- **WHAT TO PRODUCE**
Retype the records that follow, every line exactly as written.

App and web page records:
----

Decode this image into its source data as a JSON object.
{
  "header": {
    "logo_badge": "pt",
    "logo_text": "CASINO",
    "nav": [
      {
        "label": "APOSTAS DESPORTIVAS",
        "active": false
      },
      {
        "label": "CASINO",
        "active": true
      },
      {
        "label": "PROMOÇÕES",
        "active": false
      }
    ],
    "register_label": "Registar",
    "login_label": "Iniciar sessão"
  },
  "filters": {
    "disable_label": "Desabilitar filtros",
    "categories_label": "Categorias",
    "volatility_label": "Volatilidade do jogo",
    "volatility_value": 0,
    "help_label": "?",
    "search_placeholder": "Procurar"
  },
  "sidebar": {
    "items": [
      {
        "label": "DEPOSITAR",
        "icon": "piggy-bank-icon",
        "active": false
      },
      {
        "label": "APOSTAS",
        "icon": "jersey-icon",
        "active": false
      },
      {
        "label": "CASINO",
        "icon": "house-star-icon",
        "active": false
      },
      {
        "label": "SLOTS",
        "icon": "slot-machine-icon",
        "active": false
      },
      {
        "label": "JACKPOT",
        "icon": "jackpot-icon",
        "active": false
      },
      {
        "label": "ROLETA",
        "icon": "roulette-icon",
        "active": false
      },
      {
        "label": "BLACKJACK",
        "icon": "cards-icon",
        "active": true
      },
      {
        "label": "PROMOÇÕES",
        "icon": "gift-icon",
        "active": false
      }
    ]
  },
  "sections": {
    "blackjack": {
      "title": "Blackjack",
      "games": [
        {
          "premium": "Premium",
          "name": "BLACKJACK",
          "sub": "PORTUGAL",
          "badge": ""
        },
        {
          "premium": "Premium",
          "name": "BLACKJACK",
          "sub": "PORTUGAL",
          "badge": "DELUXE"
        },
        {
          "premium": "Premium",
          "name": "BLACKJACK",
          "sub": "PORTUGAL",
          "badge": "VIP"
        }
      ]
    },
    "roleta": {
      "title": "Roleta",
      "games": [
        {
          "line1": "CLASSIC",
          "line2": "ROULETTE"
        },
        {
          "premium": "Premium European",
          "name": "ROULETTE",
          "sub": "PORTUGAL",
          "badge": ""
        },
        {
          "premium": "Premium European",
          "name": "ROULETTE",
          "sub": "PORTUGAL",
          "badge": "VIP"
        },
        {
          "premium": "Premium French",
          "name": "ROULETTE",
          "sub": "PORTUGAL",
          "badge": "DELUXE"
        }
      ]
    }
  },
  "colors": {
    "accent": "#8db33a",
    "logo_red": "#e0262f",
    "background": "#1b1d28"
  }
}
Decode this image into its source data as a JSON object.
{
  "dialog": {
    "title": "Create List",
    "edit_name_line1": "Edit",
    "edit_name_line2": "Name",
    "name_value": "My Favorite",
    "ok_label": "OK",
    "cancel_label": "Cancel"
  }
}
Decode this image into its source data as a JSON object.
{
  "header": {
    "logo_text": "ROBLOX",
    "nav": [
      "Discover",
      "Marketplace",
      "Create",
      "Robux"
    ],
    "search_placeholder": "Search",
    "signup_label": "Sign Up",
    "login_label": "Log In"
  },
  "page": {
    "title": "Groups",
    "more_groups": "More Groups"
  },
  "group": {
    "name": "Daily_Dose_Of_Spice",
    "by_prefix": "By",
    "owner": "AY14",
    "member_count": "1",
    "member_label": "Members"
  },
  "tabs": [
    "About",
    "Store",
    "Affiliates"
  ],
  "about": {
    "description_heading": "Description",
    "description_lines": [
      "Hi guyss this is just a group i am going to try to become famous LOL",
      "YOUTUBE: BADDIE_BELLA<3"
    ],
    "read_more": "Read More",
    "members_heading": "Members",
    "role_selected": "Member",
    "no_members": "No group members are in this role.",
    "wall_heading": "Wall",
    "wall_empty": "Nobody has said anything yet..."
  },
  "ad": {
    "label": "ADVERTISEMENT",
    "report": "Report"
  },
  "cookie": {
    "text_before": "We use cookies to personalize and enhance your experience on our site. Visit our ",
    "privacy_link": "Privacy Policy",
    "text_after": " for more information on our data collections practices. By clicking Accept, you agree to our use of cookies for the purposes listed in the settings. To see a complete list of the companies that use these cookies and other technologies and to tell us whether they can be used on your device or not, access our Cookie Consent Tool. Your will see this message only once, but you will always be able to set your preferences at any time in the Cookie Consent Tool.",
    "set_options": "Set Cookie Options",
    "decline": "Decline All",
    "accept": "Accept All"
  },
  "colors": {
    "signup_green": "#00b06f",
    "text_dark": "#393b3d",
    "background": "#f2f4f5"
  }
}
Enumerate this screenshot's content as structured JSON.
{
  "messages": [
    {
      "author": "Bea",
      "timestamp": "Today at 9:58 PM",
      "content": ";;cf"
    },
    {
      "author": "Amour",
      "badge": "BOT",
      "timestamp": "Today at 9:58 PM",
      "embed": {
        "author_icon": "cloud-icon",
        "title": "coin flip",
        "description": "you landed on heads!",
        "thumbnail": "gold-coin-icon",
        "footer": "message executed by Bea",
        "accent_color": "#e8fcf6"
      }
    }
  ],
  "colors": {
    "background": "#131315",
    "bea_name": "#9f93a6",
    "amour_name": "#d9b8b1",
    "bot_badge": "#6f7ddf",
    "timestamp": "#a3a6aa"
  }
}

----

- **REPLY TO THE EXERCISE**
Decode this image into its source data as a JSON object.
{
  "header": {
    "logo_badge": "pt",
    "logo_text": "CASINO",
    "nav": [
      {
        "label": "APOSTAS DESPORTIVAS",
        "active": false
      },
      {
        "label": "CASINO",
        "active": true
      },
      {
        "label": "PROMOÇÕES",
        "active": false
      }
    ],
    "register_label": "Registar",
    "login_label": "Iniciar sessão"
  },
  "filters": {
    "disable_label": "Desabilitar filtros",
    "categories_label": "Categorias",
    "volatility_label": "Volatilidade do jogo",
    "volatility_value": 0,
    "help_label": "?",
    "search_placeholder": "Procurar"
  },
  "sidebar": {
    "items": [
      {
        "label": "DEPOSITAR",
        "icon": "piggy-bank-icon",
        "active": false
      },
      {
        "label": "APOSTAS",
        "icon": "jersey-icon",
        "active": false
      },
      {
        "label": "CASINO",
        "icon": "house-star-icon",
        "active": false
      },
      {
        "label": "SLOTS",
        "icon": "slot-machine-icon",
        "active": false
      },
      {
        "label": "JACKPOT",
        "icon": "jackpot-icon",
        "active": false
      },
      {
        "label": "ROLETA",
        "icon": "roulette-icon",
        "active": false
      },
      {
        "label": "BLACKJACK",
        "icon": "cards-icon",
        "active": true
      },
      {
        "label": "PROMOÇÕES",
        "icon": "gift-icon",
        "active": false
      }
    ]
  },
  "sections": {
    "blackjack": {
      "title": "Blackjack",
      "games": [
        {
          "premium": "Premium",
          "name": "BLACKJACK",
          "sub": "PORTUGAL",
          "badge": ""
        },
        {
          "premium": "Premium",
          "name": "BLACKJACK",
          "sub": "PORTUGAL",
          "badge": "DELUXE"
        },
        {
          "premium": "Premium",
          "name": "BLACKJACK",
          "sub": "PORTUGAL",
          "badge": "VIP"
        }
      ]
    },
    "roleta": {
      "title": "Roleta",
      "games": [
        {
          "line1": "CLASSIC",
          "line2": "ROULETTE"
        },
        {
          "premium": "Premium European",
          "name": "ROULETTE",
          "sub": "PORTUGAL",
          "badge": ""
        },
        {
          "premium": "Premium European",
          "name": "ROULETTE",
          "sub": "PORTUGAL",
          "badge": "VIP"
        },
        {
          "premium": "Premium French",
          "name": "ROULETTE",
          "sub": "PORTUGAL",
          "badge": "DELUXE"
        }
      ]
    }
  },
  "colors": {
    "accent": "#8db33a",
    "logo_red": "#e0262f",
    "background": "#1b1d28"
  }
}
Decode this image into its source data as a JSON object.
{
  "dialog": {
    "title": "Create List",
    "edit_name_line1": "Edit",
    "edit_name_line2": "Name",
    "name_value": "My Favorite",
    "ok_label": "OK",
    "cancel_label": "Cancel"
  }
}
Decode this image into its source data as a JSON object.
{
  "header": {
    "logo_text": "ROBLOX",
    "nav": [
      "Discover",
      "Marketplace",
      "Create",
      "Robux"
    ],
    "search_placeholder": "Search",
    "signup_label": "Sign Up",
    "login_label": "Log In"
  },
  "page": {
    "title": "Groups",
    "more_groups": "More Groups"
  },
  "group": {
    "name": "Daily_Dose_Of_Spice",
    "by_prefix": "By",
    "owner": "AY14",
    "member_count": "1",
    "member_label": "Members"
  },
  "tabs": [
    "About",
    "Store",
    "Affiliates"
  ],
  "about": {
    "description_heading": "Description",
    "description_lines": [
      "Hi guyss this is just a group i am going to try to become famous LOL",
      "YOUTUBE: BADDIE_BELLA<3"
    ],
    "read_more": "Read More",
    "members_heading": "Members",
    "role_selected": "Member",
    "no_members": "No group members are in this role.",
    "wall_heading": "Wall",
    "wall_empty": "Nobody has said anything yet..."
  },
  "ad": {
    "label": "ADVERTISEMENT",
    "report": "Report"
  },
  "cookie": {
    "text_before": "We use cookies to personalize and enhance your experience on our site. Visit our ",
    "privacy_link": "Privacy Policy",
    "text_after": " for more information on our data collections practices. By clicking Accept, you agree to our use of cookies for the purposes listed in the settings. To see a complete list of the companies that use these cookies and other technologies and to tell us whether they can be used on your device or not, access our Cookie Consent Tool. Your will see this message only once, but you will always be able to set your preferences at any time in the Cookie Consent Tool.",
    "set_options": "Set Cookie Options",
    "decline": "Decline All",
    "accept": "Accept All"
  },
  "colors": {
    "signup_green": "#00b06f",
    "text_dark": "#393b3d",
    "background": "#f2f4f5"
  }
}
Enumerate this screenshot's content as structured JSON.
{
  "messages": [
    {
      "author": "Bea",
      "timestamp": "Today at 9:58 PM",
      "content": ";;cf"
    },
    {
      "author": "Amour",
      "badge": "BOT",
      "timestamp": "Today at 9:58 PM",
      "embed": {
        "author_icon": "cloud-icon",
        "title": "coin flip",
        "description": "you landed on heads!",
        "thumbnail": "gold-coin-icon",
        "footer": "message executed by Bea",
        "accent_color": "#e8fcf6"
      }
    }
  ],
  "colors": {
    "background": "#131315",
    "bea_name": "#9f93a6",
    "amour_name": "#d9b8b1",
    "bot_badge": "#6f7ddf",
    "timestamp": "#a3a6aa"
  }
}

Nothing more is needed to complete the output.